==== Data under study ====

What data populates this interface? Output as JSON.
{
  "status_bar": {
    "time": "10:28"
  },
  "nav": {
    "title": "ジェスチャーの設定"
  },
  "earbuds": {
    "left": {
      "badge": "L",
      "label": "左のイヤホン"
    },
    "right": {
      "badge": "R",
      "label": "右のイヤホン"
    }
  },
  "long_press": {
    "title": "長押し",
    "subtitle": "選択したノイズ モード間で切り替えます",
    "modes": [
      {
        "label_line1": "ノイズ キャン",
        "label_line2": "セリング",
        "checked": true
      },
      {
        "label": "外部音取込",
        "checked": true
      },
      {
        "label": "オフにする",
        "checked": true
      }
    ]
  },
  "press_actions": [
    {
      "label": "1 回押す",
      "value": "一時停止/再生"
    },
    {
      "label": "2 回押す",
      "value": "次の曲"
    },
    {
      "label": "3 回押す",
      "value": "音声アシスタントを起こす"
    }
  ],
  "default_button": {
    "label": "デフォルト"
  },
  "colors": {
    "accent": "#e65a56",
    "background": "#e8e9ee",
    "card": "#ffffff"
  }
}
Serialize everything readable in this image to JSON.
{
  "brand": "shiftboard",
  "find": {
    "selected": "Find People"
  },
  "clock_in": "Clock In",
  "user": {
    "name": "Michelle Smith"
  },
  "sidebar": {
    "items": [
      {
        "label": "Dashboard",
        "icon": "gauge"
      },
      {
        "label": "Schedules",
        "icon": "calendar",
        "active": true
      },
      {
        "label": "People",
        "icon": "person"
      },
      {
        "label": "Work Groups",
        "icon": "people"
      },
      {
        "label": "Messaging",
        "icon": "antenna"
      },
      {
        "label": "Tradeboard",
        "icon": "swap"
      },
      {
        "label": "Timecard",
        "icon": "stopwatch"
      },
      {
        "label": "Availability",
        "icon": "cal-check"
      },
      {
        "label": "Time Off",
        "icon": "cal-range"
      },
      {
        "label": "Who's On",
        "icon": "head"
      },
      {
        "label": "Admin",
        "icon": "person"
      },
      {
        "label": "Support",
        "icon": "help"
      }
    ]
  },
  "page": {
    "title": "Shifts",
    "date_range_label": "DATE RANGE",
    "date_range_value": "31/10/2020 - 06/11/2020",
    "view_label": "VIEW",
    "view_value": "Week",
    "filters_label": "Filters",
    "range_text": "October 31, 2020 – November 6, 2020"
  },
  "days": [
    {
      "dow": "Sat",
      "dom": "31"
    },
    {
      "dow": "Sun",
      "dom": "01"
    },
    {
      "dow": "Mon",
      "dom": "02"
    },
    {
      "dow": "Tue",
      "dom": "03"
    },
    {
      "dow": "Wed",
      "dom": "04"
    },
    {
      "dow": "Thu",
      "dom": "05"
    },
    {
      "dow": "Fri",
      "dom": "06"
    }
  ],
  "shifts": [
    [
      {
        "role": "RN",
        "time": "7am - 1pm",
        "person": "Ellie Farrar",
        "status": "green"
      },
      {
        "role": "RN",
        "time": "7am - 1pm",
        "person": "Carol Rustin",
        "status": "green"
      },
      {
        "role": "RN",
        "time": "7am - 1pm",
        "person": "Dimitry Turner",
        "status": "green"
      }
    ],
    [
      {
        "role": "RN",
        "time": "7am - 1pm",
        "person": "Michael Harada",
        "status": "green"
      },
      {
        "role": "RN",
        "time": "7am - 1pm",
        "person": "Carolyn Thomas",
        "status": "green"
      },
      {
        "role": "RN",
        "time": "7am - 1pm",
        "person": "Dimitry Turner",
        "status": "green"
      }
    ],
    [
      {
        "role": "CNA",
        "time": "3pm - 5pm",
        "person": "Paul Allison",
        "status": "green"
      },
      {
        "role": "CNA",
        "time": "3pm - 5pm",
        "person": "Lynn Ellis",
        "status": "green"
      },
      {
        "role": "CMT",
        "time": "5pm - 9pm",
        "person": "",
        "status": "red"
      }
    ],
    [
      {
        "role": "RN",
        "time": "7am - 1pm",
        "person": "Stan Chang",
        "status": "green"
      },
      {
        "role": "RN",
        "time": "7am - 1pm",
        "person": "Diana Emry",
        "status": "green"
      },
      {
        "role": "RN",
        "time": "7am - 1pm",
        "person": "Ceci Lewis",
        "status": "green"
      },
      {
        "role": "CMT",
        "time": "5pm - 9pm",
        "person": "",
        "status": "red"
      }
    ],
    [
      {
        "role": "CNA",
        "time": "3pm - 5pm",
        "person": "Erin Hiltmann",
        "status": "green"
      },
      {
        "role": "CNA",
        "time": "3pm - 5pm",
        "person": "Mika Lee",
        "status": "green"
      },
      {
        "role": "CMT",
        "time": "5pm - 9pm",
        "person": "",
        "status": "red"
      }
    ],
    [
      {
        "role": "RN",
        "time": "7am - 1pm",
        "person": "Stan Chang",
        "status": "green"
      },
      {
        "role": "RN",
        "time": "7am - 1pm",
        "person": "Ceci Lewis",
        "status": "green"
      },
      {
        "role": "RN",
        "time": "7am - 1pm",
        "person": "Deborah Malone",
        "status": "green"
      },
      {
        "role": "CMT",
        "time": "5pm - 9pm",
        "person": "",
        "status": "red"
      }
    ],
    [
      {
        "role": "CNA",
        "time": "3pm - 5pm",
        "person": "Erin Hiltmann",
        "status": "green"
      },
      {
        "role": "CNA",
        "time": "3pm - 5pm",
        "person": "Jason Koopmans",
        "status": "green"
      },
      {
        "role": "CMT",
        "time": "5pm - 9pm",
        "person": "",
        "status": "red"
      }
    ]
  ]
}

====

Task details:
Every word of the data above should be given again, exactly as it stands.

Solution for this problem:
What data populates this interface? Output as JSON.
{
  "status_bar": {
    "time": "10:28"
  },
  "nav": {
    "title": "ジェスチャーの設定"
  },
  "earbuds": {
    "left": {
      "badge": "L",
      "label": "左のイヤホン"
    },
    "right": {
      "badge": "R",
      "label": "右のイヤホン"
    }
  },
  "long_press": {
    "title": "長押し",
    "subtitle": "選択したノイズ モード間で切り替えます",
    "modes": [
      {
        "label_line1": "ノイズ キャン",
        "label_line2": "セリング",
        "checked": true
      },
      {
        "label": "外部音取込",
        "checked": true
      },
      {
        "label": "オフにする",
        "checked": true
      }
    ]
  },
  "press_actions": [
    {
      "label": "1 回押す",
      "value": "一時停止/再生"
    },
    {
      "label": "2 回押す",
      "value": "次の曲"
    },
    {
      "label": "3 回押す",
      "value": "音声アシスタントを起こす"
    }
  ],
  "default_button": {
    "label": "デフォルト"
  },
  "colors": {
    "accent": "#e65a56",
    "background": "#e8e9ee",
    "card": "#ffffff"
  }
}
Serialize everything readable in this image to JSON.
{
  "brand": "shiftboard",
  "find": {
    "selected": "Find People"
  },
  "clock_in": "Clock In",
  "user": {
    "name": "Michelle Smith"
  },
  "sidebar": {
    "items": [
      {
        "label": "Dashboard",
        "icon": "gauge"
      },
      {
        "label": "Schedules",
        "icon": "calendar",
        "active": true
      },
      {
        "label": "People",
        "icon": "person"
      },
      {
        "label": "Work Groups",
        "icon": "people"
      },
      {
        "label": "Messaging",
        "icon": "antenna"
      },
      {
        "label": "Tradeboard",
        "icon": "swap"
      },
      {
        "label": "Timecard",
        "icon": "stopwatch"
      },
      {
        "label": "Availability",
        "icon": "cal-check"
      },
      {
        "label": "Time Off",
        "icon": "cal-range"
      },
      {
        "label": "Who's On",
        "icon": "head"
      },
      {
        "label": "Admin",
        "icon": "person"
      },
      {
        "label": "Support",
        "icon": "help"
      }
    ]
  },
  "page": {
    "title": "Shifts",
    "date_range_label": "DATE RANGE",
    "date_range_value": "31/10/2020 - 06/11/2020",
    "view_label": "VIEW",
    "view_value": "Week",
    "filters_label": "Filters",
    "range_text": "October 31, 2020 – November 6, 2020"
  },
  "days": [
    {
      "dow": "Sat",
      "dom": "31"
    },
    {
      "dow": "Sun",
      "dom": "01"
    },
    {
      "dow": "Mon",
      "dom": "02"
    },
    {
      "dow": "Tue",
      "dom": "03"
    },
    {
      "dow": "Wed",
      "dom": "04"
    },
    {
      "dow": "Thu",
      "dom": "05"
    },
    {
      "dow": "Fri",
      "dom": "06"
    }
  ],
  "shifts": [
    [
      {
        "role": "RN",
        "time": "7am - 1pm",
        "person": "Ellie Farrar",
        "status": "green"
      },
      {
        "role": "RN",
        "time": "7am - 1pm",
        "person": "Carol Rustin",
        "status": "green"
      },
      {
        "role": "RN",
        "time": "7am - 1pm",
        "person": "Dimitry Turner",
        "status": "green"
      }
    ],
    [
      {
        "role": "RN",
        "time": "7am - 1pm",
        "person": "Michael Harada",
        "status": "green"
      },
      {
        "role": "RN",
        "time": "7am - 1pm",
        "person": "Carolyn Thomas",
        "status": "green"
      },
      {
        "role": "RN",
        "time": "7am - 1pm",
        "person": "Dimitry Turner",
        "status": "green"
      }
    ],
    [
      {
        "role": "CNA",
        "time": "3pm - 5pm",
        "person": "Paul Allison",
        "status": "green"
      },
      {
        "role": "CNA",
        "time": "3pm - 5pm",
        "person": "Lynn Ellis",
        "status": "green"
      },
      {
        "role": "CMT",
        "time": "5pm - 9pm",
        "person": "",
        "status": "red"
      }
    ],
    [
      {
        "role": "RN",
        "time": "7am - 1pm",
        "person": "Stan Chang",
        "status": "green"
      },
      {
        "role": "RN",
        "time": "7am - 1pm",
        "person": "Diana Emry",
        "status": "green"
      },
      {
        "role": "RN",
        "time": "7am - 1pm",
        "person": "Ceci Lewis",
        "status": "green"
      },
      {
        "role": "CMT",
        "time": "5pm - 9pm",
        "person": "",
        "status": "red"
      }
    ],
    [
      {
        "role": "CNA",
        "time": "3pm - 5pm",
        "person": "Erin Hiltmann",
        "status": "green"
      },
      {
        "role": "CNA",
        "time": "3pm - 5pm",
        "person": "Mika Lee",
        "status": "green"
      },
      {
        "role": "CMT",
        "time": "5pm - 9pm",
        "person": "",
        "status": "red"
      }
    ],
    [
      {
        "role": "RN",
        "time": "7am - 1pm",
        "person": "Stan Chang",
        "status": "green"
      },
      {
        "role": "RN",
        "time": "7am - 1pm",
        "person": "Ceci Lewis",
        "status": "green"
      },
      {
        "role": "RN",
        "time": "7am - 1pm",
        "person": "Deborah Malone",
        "status": "green"
      },
      {
        "role": "CMT",
        "time": "5pm - 9pm",
        "person": "",
        "status": "red"
      }
    ],
    [
      {
        "role": "CNA",
        "time": "3pm - 5pm",
        "person": "Erin Hiltmann",
        "status": "green"
      },
      {
        "role": "CNA",
        "time": "3pm - 5pm",
        "person": "Jason Koopmans",
        "status": "green"
      },
      {
        "role": "CMT",
        "time": "5pm - 9pm",
        "person": "",
        "status": "red"
      }
    ]
  ]
}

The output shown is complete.